  3. I'm happy for every season and try to enjoy the various features each season offers. Music can always lift my spirit and this song is a favorite of the year for me. Who can sit still when you here it? It just makes you happy and in the mood to dance.
    xo,
    Karen

    ReplyDelete
  4. I love that you dance in your kitchen :-) Everyone should make time for that.

    ReplyDelete
  5. I dance in my kitchen too! It all began when my kids were little and we were waiting for the timer to go off or something to come out from the oven. It is fun, and my daughter (age30), tells me she still dances in her kitchen. I down loaded that song too. It makes me smile.

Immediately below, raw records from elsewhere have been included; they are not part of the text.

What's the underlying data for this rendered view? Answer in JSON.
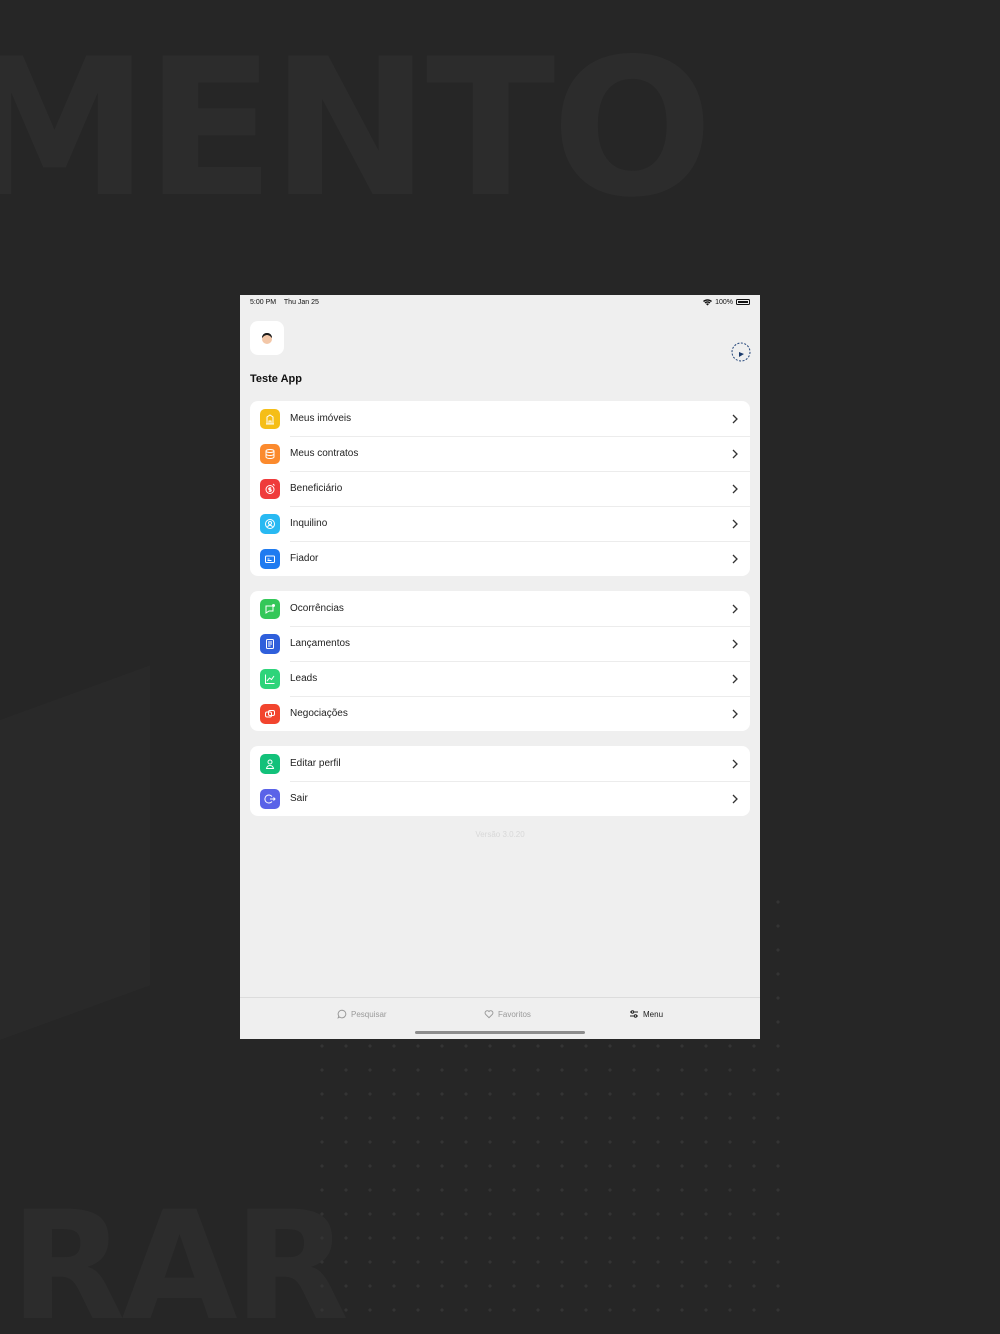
{
  "background": {
    "top_text": "MENTO",
    "bottom_text": "RAR"
  },
  "status_bar": {
    "time": "5:00 PM",
    "date": "Thu Jan 25",
    "battery": "100%"
  },
  "profile": {
    "name": "Teste App"
  },
  "colors": {
    "yellow": "#F5BE17",
    "orange": "#FB8A2D",
    "red": "#EF3B3B",
    "cyan": "#28B9F2",
    "blue": "#1F7BF0",
    "green": "#34C759",
    "indigo": "#2F5FDB",
    "mint": "#2ED47A",
    "coral": "#F2452E",
    "teal": "#13C17A",
    "violet": "#5A63E8"
  },
  "menu_groups": [
    {
      "items": [
        {
          "label": "Meus imóveis",
          "icon": "building-icon",
          "color": "#F5BE17"
        },
        {
          "label": "Meus contratos",
          "icon": "database-icon",
          "color": "#FB8A2D"
        },
        {
          "label": "Beneficiário",
          "icon": "money-icon",
          "color": "#EF3B3B"
        },
        {
          "label": "Inquilino",
          "icon": "contact-icon",
          "color": "#28B9F2"
        },
        {
          "label": "Fiador",
          "icon": "card-icon",
          "color": "#1F7BF0"
        }
      ]
    },
    {
      "items": [
        {
          "label": "Ocorrências",
          "icon": "chat-icon",
          "color": "#34C759"
        },
        {
          "label": "Lançamentos",
          "icon": "document-icon",
          "color": "#2F5FDB"
        },
        {
          "label": "Leads",
          "icon": "chart-icon",
          "color": "#2ED47A"
        },
        {
          "label": "Negociações",
          "icon": "handshake-icon",
          "color": "#F2452E"
        }
      ]
    },
    {
      "items": [
        {
          "label": "Editar perfil",
          "icon": "user-icon",
          "color": "#13C17A"
        },
        {
          "label": "Sair",
          "icon": "logout-icon",
          "color": "#5A63E8"
        }
      ]
    }
  ],
  "version": "Versão 3.0.20",
  "tabs": [
    {
      "label": "Pesquisar",
      "icon": "search-chat-icon"
    },
    {
      "label": "Favoritos",
      "icon": "heart-icon"
    },
    {
      "label": "Menu",
      "icon": "sliders-icon"
    }
  ]
}
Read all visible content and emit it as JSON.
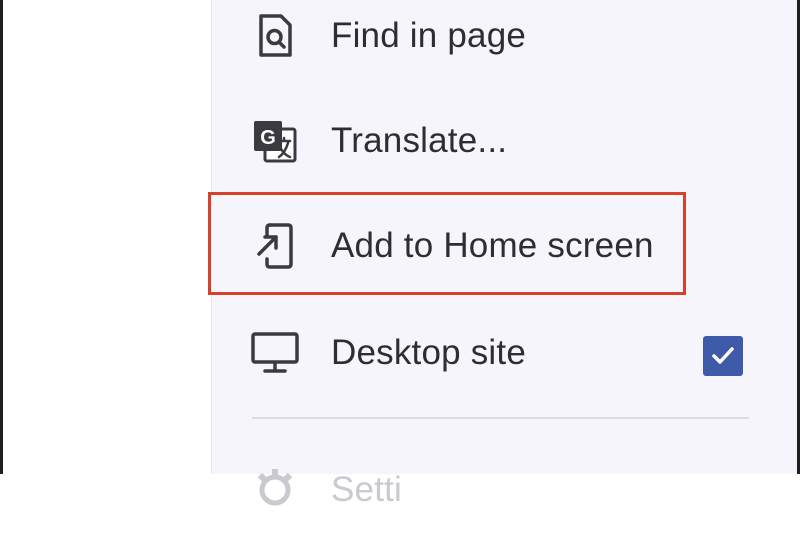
{
  "menu": {
    "items": [
      {
        "label": "Find in page",
        "icon": "find-in-page-icon"
      },
      {
        "label": "Translate...",
        "icon": "translate-icon"
      },
      {
        "label": "Add to Home screen",
        "icon": "add-to-home-screen-icon",
        "highlighted": true
      },
      {
        "label": "Desktop site",
        "icon": "desktop-icon",
        "checked": true
      },
      {
        "label": "Setti",
        "icon": "gear-icon"
      }
    ]
  },
  "colors": {
    "menu_bg": "#f5f5fb",
    "highlight": "#d6412a",
    "checkbox": "#3f5aa8",
    "text": "#2d2d33"
  }
}
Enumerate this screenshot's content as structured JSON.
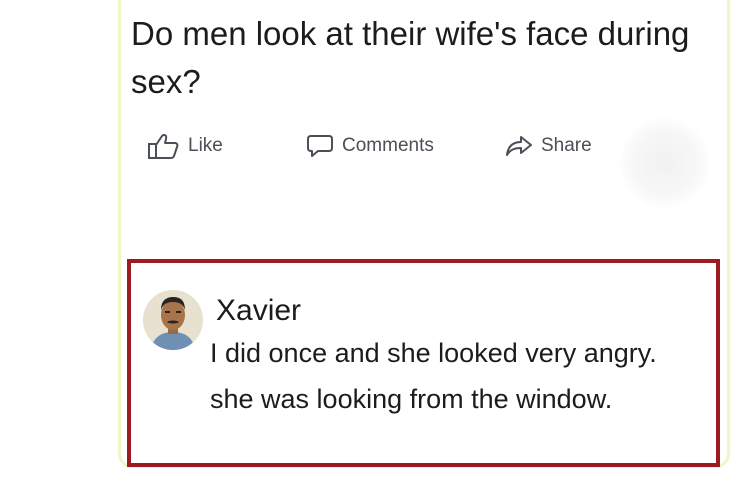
{
  "post": {
    "question": "Do men look at their wife's face during sex?"
  },
  "actions": {
    "like_label": "Like",
    "comments_label": "Comments",
    "share_label": "Share"
  },
  "comment": {
    "author": "Xavier",
    "line1": "I did once and she looked very angry.",
    "line2": "she was looking from the window.",
    "highlight_color": "#9c1b1f"
  },
  "icons": [
    "thumbs-up-icon",
    "comment-bubble-icon",
    "share-arrow-icon"
  ]
}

    ReplyDelete
  6. I enjoyed your perspective, Pamela. I had heard the song but have never seen the video. Terrific for a rainy summer day. Thank you for showcasing it.

    ReplyDelete
  7. There is such appalling sadness in the world at present Pamela, that sometimes it has to be good to just turn off the radio news and listen to some happy music - and dance in the kitchen.

    ReplyDelete
  8. Great post. As adults we spend most of our time fretting about the past or worrying about the future, and when it gets here, fretting about this moment, which is now the past, and worrying about the future, which isn't here yet. Which probably also explains why we aren't happy, because never being present in the now, means we never enjoy anything. We have memories (ie. thoughts) and we have dreams, (ie. thoughts) but we rarely take the opportunity to enjoy a song on the radio or appreciate the sweet coolness of how watermelon tastes right now, or how it feels just to splash around in a swimming pool without a thought of what we should be doing next. I wonder if summer seemed so wonderfully long because children tend to be more present in whatever moment they are in. Edward will have more insight into this I'm sure, than I do, but maybe that's why dogs and kids get along so well. xo, N.G.

    ReplyDelete
  9. Yes, it does make me happy. I think it has to do with being outside. Last night we had dinner on the patio with our family and the weather was perfect. No need for sweaters or wraps. It just felt so carefree and good, with nature all around us. And I love the song "Happy"!

    ReplyDelete
  10. Pamela, I have a feeling your childhood has contributed to your adult happiness.

    ReplyDelete
  11. Pamela, thank you for sharing that goofy grin, - I just want to send that happy song to everyone I know!!!

    ReplyDelete
  12. what a great view of life you have thanks for sharing, it made me happy ,

    ReplyDelete
  13. Your room is gorgeous!!!! With the lovely sitting area and tables and beautiful tea set…I could spend all day in there!
    apartment-by-designs

    ReplyDelete
  14. Hello Pamela

    Pharell Williams and "Happy" certainly brings joy to children, teens and adults. We are loving this summer and have been spending lots of time in the great outdoors, both at the beach and on patios.
    Continued joy and happiness

    Helen xx

    ReplyDelete
  15. YOU make me happy Pamela. You AND your writing.

    ReplyDelete
  16. That is a happy tune and video. I think teens just feel emotions more intensely, both happy and sad. I rather prefer the emotional stability of adulthood, but it's fun to experience that positive emotional intensity sometimes. I didn't really feel like it was summer until I sent my MS to teenaged beta readers. Then I headed to the beach and rejoiced, feeling like a teen myself on summer vacation. Happy summer!

    ReplyDelete

I love to read your comments! Each and every one! Though I'm always reading your comments, I may not respond in the comment section. If you want to write me directly, you may do so at pamela@pamelaterry.net. Thank you for reading!